- [DATA SECTION]
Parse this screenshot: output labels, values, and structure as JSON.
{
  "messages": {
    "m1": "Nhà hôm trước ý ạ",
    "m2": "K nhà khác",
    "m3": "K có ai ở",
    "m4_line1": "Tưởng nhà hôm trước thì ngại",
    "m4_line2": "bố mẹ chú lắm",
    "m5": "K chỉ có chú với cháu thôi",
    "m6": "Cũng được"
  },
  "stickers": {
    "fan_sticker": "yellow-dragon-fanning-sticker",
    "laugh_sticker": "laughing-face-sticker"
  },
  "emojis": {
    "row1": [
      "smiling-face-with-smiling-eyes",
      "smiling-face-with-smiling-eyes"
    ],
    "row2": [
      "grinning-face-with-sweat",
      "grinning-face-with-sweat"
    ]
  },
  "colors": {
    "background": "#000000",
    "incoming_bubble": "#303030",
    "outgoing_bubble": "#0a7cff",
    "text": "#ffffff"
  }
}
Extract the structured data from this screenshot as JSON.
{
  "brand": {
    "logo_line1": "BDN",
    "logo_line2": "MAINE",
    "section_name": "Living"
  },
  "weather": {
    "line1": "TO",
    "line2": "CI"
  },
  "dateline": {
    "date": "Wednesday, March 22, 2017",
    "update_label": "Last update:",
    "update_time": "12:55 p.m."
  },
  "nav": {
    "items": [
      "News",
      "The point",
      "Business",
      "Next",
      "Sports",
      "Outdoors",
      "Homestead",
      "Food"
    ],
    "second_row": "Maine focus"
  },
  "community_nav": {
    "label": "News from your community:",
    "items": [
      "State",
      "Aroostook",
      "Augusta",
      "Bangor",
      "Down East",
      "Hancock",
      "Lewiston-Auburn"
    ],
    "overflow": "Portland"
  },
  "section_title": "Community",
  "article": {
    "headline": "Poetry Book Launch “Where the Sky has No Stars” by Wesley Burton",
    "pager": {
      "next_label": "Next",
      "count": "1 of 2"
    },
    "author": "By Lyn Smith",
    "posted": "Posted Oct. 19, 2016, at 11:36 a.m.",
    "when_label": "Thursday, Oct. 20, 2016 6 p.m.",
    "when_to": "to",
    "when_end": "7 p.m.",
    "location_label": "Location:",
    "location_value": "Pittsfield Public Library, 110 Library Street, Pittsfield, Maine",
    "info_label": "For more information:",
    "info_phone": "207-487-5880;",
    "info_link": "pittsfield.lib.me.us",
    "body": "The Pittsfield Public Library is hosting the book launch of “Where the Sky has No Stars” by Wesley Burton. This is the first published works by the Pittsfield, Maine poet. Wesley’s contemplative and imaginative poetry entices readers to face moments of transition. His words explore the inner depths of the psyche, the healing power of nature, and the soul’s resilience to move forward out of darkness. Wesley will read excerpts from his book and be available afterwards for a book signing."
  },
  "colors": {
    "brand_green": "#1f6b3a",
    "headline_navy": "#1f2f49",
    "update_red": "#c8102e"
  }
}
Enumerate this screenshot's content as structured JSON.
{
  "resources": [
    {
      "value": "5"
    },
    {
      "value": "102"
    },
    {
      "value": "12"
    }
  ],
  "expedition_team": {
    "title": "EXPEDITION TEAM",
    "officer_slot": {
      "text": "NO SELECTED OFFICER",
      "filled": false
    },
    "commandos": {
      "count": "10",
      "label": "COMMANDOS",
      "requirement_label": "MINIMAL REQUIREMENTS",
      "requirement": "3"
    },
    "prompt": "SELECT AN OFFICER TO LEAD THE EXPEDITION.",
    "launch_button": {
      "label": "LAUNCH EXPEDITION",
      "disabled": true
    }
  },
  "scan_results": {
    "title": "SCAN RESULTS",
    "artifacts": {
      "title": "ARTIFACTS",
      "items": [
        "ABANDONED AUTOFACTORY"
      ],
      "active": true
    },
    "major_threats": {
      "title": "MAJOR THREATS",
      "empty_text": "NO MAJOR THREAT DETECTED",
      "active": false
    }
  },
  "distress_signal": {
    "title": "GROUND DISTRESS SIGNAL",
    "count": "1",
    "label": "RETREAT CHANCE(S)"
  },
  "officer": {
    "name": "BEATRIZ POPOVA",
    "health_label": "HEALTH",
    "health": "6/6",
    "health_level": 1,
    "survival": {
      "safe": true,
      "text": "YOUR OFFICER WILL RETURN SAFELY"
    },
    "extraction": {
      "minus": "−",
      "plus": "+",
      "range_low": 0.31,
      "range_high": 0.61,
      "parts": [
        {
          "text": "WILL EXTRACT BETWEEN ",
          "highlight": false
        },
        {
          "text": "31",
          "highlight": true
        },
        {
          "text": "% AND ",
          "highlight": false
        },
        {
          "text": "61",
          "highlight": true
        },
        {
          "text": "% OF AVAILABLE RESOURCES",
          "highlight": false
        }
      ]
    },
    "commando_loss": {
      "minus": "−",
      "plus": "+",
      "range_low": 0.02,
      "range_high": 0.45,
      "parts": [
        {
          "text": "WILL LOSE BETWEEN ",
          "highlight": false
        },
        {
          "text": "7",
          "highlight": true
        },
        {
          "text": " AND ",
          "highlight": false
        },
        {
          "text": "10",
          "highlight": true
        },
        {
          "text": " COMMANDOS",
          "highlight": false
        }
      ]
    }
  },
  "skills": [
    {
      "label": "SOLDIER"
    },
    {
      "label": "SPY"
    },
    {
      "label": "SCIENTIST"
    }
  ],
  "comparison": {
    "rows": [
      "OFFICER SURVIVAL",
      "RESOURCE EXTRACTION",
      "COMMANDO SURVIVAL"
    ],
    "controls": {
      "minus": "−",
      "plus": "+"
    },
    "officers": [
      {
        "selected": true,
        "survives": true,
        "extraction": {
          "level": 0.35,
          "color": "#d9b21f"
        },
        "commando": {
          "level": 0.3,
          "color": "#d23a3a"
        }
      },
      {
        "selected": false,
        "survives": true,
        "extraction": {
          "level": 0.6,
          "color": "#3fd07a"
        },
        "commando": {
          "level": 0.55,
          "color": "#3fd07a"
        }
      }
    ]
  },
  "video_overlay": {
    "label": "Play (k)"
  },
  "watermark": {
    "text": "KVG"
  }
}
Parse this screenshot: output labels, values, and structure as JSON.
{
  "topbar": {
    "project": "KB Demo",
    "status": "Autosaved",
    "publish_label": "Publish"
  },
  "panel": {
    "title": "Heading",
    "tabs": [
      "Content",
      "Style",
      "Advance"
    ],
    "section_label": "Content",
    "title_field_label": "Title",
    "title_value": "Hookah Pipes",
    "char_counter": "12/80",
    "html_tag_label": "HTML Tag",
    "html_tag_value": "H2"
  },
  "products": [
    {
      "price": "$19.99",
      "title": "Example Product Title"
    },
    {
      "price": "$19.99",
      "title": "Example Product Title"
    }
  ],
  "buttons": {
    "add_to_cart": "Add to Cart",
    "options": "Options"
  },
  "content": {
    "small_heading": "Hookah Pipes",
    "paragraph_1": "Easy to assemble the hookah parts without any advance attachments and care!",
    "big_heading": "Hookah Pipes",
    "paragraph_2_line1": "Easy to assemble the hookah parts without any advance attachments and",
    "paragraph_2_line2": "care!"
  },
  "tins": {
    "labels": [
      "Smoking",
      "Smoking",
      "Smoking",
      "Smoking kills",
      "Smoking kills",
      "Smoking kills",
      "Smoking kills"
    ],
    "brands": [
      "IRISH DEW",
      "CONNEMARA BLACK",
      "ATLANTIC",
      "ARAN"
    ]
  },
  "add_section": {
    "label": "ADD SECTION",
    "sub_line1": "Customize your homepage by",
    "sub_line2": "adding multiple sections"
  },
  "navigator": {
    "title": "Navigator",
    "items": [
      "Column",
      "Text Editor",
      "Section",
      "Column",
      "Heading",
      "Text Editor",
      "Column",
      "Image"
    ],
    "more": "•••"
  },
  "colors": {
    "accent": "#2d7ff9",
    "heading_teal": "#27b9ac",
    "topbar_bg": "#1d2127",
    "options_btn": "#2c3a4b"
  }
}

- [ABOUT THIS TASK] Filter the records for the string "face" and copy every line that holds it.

- [TASK ANSWER]
    "laugh_sticker": "laughing-face-sticker"
      "smiling-face-with-smiling-eyes",
      "smiling-face-with-smiling-eyes"
      "grinning-face-with-sweat",
      "grinning-face-with-sweat"
    "body": "The Pittsfield Public Library is hosting the book launch of “Where the Sky has No Stars” by Wesley Burton. This is the first published works by the Pittsfield, Maine poet. Wesley’s contemplative and imaginative poetry entices readers to face moments of transition. His words explore the inner depths of the psyche, the healing power of nature, and the soul’s resilience to move forward out of darkness. Wesley will read excerpts from his book and be available afterwards for a book signing."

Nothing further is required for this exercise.